Objective and aim: To describe differences in pain locations for onset, peak, and radiation aspects of cluster headache (CH) attacks.
Methods and materials: Data were collected for 23 months using a cross-sectional online survey composed of 117 questions on pain location, demographics, and clinical features. 5260 datapoints on 44 pain locations from 631 respondents were analyzed.
Results: During the onset and peak of attacks, pain is concentrated periorbitally. Pain locations outside the periorbital region were reported more frequently for radiation than for onset and peak of attacks. Dorsal (occipital, neck, shoulder) pain was reported more frequently in connection with onset and radiation than during peak: onset (13%) versus peak (6%), p < 0.001, and radiation (22%) versus peak (6%), p < 0.001. There was no significant difference in dorsal pain frequencies for onset (13%) vs. radiation (22%), p = 0.552. Furthermore, the frequency with which individual pain locations were reported differed significantly for onset, peak, and radiation in CH.
Conclusions: Analysis of the pain location data shows specific frequencies and distributions of pain location for three aspects of CH attacks. The frequency with which individual pain points were reported differed significantly for onset, peak, and radiation. In general, dorsal pain points were reported more frequently for onset and radiation than for peak pain. Pain locations beyond the eye (extraorbital points) were more frequently reported in connection with radiating pain. Our findings could serve as a basis for future research, correlating CH pain patterns with the outcome of treatment approaches.

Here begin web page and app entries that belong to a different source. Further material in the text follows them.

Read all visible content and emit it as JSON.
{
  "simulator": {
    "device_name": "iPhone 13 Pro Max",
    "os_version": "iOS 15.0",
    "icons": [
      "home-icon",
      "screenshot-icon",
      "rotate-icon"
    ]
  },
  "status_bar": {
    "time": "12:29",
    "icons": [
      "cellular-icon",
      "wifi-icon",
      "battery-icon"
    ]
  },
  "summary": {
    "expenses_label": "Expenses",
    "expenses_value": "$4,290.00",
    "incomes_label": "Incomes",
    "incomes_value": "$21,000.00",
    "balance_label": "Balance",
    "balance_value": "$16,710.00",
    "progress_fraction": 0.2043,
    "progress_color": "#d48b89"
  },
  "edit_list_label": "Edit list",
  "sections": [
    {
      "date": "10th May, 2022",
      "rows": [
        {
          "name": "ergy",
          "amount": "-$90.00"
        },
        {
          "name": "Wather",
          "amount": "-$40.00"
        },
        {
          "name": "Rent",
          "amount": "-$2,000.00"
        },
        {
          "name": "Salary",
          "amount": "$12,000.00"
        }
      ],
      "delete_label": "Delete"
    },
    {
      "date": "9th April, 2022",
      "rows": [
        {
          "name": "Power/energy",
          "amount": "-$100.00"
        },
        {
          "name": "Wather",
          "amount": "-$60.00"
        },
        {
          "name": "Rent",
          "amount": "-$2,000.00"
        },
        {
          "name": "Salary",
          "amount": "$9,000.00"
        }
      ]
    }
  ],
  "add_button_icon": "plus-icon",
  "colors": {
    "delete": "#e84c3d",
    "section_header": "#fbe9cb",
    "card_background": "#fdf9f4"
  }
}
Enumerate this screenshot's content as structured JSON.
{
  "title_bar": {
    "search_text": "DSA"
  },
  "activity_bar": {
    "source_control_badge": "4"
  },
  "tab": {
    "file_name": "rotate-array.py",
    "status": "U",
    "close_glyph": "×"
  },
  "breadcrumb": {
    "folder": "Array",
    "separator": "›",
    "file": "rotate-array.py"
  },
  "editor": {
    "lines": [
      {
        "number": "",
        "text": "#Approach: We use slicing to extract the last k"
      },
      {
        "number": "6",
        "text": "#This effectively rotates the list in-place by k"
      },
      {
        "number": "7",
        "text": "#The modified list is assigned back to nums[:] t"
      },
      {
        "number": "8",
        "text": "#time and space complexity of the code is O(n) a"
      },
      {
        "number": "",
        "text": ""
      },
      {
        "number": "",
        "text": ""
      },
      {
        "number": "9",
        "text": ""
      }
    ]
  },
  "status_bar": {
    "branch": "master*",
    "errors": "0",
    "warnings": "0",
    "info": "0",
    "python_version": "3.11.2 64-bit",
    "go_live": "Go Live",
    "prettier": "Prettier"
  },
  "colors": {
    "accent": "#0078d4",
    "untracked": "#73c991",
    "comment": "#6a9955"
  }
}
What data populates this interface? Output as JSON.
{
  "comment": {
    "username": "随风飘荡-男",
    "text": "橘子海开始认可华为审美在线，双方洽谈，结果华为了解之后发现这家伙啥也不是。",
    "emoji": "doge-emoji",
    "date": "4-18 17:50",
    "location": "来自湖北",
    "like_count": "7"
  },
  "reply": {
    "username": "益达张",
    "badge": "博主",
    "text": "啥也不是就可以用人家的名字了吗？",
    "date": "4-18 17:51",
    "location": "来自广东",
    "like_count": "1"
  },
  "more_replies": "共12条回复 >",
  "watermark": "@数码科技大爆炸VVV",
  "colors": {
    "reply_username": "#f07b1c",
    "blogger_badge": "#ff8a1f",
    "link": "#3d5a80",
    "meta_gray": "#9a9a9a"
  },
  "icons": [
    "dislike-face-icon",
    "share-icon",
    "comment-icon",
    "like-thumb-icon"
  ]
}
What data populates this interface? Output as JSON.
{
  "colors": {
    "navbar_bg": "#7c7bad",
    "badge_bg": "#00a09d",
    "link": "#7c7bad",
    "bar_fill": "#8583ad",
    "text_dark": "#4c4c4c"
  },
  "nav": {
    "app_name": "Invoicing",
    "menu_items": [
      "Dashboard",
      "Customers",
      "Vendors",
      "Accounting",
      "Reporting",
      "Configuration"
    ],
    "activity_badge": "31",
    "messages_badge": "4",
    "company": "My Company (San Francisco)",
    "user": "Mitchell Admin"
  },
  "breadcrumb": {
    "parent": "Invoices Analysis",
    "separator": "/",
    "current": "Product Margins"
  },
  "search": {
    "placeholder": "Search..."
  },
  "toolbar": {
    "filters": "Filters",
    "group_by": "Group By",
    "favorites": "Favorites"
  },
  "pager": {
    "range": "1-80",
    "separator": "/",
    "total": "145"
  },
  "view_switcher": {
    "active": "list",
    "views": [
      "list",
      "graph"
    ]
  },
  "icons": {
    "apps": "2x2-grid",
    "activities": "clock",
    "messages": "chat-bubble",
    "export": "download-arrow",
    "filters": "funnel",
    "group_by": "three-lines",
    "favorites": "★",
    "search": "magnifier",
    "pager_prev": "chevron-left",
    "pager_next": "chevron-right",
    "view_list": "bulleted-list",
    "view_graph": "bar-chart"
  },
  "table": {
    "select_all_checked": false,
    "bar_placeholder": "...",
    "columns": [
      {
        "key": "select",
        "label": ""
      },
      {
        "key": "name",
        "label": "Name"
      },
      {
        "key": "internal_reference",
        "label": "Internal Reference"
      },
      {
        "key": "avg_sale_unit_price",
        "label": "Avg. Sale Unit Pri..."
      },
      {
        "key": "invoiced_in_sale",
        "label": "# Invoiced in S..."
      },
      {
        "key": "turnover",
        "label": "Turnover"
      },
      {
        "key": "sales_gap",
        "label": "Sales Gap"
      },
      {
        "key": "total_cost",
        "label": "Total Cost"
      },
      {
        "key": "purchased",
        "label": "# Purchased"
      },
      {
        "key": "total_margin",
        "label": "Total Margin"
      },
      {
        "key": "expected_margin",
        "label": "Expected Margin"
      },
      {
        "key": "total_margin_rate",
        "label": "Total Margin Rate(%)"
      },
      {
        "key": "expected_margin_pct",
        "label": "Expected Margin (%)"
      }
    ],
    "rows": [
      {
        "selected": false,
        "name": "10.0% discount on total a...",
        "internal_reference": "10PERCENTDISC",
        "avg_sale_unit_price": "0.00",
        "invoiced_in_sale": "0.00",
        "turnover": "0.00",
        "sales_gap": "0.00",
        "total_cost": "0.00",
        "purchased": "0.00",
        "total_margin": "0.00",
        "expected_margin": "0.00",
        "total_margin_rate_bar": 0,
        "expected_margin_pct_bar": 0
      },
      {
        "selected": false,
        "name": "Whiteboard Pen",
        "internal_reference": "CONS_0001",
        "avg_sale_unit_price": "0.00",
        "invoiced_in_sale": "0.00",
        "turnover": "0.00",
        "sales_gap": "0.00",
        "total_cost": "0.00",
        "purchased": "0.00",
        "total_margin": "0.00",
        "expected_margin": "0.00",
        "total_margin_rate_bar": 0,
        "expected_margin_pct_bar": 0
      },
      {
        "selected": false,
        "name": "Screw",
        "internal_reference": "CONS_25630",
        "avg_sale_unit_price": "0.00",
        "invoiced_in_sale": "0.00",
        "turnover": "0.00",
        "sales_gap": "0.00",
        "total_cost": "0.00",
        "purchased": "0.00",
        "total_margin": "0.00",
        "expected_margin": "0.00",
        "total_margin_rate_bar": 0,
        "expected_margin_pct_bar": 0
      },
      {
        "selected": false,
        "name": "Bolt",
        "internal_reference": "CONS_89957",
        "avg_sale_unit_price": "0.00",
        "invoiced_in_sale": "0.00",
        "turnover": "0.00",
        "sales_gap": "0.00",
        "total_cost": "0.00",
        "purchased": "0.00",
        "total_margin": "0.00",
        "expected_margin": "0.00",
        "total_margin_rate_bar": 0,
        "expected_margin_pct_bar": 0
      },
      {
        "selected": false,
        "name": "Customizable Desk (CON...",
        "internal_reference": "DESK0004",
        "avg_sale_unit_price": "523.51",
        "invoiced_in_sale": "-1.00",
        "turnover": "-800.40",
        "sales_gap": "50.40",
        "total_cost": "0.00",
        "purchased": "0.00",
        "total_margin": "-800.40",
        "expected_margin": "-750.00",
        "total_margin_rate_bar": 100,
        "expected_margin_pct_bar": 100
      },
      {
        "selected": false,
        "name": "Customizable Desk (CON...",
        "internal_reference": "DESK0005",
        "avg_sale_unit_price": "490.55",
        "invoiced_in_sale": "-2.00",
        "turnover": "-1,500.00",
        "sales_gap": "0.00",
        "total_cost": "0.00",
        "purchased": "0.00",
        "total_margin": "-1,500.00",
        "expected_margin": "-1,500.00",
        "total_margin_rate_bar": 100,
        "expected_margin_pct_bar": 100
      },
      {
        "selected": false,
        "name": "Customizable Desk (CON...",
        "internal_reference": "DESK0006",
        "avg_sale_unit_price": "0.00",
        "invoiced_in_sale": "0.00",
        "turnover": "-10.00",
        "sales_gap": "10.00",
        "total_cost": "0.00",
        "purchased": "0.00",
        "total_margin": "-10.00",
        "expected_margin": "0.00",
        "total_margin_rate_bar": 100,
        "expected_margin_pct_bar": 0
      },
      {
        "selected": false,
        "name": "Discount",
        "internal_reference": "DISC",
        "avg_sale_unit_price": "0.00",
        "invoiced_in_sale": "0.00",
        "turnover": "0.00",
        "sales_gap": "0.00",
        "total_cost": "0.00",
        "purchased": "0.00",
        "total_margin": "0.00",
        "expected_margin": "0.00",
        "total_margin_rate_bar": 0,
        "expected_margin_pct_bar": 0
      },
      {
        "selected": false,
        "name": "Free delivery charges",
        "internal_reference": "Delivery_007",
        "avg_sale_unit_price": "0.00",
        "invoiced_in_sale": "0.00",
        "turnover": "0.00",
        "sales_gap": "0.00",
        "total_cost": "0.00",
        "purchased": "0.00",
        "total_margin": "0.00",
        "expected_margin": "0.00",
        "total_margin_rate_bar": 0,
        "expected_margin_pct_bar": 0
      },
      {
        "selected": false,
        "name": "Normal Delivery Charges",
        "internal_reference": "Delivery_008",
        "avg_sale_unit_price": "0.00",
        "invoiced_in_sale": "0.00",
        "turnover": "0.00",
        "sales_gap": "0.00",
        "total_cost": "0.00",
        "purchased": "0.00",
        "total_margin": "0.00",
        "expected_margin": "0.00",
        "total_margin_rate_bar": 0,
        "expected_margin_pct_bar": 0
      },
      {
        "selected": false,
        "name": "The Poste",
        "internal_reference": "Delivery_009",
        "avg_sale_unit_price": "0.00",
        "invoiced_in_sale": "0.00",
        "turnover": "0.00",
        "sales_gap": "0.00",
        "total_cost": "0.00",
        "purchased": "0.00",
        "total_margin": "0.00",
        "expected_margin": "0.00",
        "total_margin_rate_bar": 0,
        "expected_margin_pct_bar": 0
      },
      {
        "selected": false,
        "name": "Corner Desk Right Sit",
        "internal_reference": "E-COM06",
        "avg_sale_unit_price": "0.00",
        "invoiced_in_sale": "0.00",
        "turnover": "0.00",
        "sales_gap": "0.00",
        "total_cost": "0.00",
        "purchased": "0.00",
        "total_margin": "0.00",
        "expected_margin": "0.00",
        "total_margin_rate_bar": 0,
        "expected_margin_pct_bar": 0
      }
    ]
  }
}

Keywords: cluster headache; pain; pain location.
© 2021 The Authors. Acta Neurologica Scandinavica published by John Wiley & Sons Ltd.